Task details: Counting only lines below that hold "close", give the total alone.

Records:
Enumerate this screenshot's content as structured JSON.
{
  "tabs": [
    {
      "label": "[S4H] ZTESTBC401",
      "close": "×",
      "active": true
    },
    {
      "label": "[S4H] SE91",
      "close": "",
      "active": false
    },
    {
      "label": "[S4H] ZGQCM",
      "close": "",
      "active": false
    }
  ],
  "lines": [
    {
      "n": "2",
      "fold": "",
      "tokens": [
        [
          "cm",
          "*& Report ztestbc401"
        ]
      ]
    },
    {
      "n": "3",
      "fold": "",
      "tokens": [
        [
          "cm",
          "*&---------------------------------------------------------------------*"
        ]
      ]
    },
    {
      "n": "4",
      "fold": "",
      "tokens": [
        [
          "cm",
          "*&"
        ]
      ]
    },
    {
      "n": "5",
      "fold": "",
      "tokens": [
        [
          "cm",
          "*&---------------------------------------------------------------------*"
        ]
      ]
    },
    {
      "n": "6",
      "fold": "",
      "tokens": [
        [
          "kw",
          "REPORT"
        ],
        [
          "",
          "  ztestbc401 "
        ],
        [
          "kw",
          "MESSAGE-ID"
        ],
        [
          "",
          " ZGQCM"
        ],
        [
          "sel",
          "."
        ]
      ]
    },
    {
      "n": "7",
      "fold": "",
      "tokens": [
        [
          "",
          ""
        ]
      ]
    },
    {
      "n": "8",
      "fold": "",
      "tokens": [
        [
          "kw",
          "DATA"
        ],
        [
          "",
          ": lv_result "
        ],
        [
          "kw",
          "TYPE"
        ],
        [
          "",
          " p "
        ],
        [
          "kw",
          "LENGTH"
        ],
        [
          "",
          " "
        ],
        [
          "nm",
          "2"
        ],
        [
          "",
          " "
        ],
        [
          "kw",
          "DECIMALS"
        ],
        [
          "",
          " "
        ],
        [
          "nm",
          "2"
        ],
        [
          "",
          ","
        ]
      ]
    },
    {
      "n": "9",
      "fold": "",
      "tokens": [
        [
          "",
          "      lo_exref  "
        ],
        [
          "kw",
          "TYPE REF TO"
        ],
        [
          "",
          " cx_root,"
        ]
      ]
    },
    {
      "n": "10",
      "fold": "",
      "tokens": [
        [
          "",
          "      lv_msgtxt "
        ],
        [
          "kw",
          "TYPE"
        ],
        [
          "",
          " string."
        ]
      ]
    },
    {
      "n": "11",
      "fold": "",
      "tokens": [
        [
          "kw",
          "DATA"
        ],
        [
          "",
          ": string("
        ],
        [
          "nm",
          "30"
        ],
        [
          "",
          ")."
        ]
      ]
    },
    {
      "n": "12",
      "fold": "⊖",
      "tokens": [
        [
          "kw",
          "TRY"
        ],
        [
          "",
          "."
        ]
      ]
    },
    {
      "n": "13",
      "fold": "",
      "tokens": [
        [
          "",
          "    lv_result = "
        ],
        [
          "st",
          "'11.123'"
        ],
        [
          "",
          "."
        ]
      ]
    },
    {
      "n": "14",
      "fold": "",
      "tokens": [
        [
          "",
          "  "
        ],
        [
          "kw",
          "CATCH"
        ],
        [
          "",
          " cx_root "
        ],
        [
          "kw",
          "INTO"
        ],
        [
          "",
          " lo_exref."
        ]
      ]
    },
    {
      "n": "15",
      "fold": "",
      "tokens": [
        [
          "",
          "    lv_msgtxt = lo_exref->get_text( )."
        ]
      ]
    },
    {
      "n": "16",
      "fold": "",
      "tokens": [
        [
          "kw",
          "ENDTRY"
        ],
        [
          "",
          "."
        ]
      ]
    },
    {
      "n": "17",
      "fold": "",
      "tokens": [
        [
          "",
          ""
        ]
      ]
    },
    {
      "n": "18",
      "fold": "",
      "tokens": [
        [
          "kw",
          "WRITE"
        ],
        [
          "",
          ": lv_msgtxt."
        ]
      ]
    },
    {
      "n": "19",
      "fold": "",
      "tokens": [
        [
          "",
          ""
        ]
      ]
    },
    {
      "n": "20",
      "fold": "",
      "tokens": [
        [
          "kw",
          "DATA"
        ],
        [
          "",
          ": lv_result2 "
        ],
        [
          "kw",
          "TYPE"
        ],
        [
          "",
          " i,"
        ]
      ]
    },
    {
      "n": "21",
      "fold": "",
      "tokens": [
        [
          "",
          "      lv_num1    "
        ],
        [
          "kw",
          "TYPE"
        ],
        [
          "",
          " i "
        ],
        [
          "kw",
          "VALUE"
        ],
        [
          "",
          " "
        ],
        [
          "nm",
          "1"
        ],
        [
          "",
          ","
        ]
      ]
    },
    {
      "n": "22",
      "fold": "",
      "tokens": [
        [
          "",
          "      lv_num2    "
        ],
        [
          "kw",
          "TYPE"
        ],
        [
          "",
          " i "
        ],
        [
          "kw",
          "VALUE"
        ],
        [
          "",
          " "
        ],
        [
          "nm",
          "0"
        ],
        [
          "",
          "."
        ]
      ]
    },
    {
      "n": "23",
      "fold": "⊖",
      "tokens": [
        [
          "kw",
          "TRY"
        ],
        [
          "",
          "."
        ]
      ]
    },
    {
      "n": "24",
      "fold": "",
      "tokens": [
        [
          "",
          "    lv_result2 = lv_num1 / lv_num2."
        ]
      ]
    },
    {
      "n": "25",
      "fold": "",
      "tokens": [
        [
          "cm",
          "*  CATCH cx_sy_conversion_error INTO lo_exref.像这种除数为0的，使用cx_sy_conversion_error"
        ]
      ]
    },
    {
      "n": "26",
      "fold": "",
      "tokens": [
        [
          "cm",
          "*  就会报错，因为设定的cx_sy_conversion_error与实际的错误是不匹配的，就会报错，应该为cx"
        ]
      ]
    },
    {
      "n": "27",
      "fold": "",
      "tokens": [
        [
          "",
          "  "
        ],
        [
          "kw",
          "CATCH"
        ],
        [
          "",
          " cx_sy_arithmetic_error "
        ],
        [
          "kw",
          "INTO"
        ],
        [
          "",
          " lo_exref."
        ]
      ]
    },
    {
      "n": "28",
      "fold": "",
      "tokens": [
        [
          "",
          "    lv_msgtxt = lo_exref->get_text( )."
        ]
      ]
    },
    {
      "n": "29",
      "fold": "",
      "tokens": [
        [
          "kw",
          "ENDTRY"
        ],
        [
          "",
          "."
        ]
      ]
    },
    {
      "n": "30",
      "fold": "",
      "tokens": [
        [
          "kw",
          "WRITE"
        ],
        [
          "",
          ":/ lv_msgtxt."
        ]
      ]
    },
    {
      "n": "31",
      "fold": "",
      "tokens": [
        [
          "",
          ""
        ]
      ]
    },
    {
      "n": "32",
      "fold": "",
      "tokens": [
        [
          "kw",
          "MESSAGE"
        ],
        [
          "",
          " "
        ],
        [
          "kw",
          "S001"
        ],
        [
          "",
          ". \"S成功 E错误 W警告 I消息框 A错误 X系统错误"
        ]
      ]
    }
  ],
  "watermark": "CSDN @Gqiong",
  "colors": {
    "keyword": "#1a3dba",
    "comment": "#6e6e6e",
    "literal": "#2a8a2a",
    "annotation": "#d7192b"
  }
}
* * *
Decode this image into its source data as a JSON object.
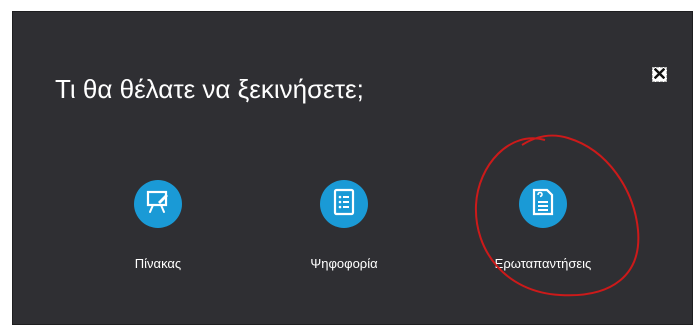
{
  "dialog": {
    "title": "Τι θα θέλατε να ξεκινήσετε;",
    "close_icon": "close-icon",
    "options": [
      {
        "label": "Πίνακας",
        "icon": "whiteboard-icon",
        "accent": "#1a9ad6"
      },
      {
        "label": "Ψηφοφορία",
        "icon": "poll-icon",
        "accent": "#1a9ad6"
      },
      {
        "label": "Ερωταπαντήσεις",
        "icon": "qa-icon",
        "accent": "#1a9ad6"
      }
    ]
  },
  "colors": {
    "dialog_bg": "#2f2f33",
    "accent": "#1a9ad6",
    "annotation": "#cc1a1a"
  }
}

Exercise answer: 4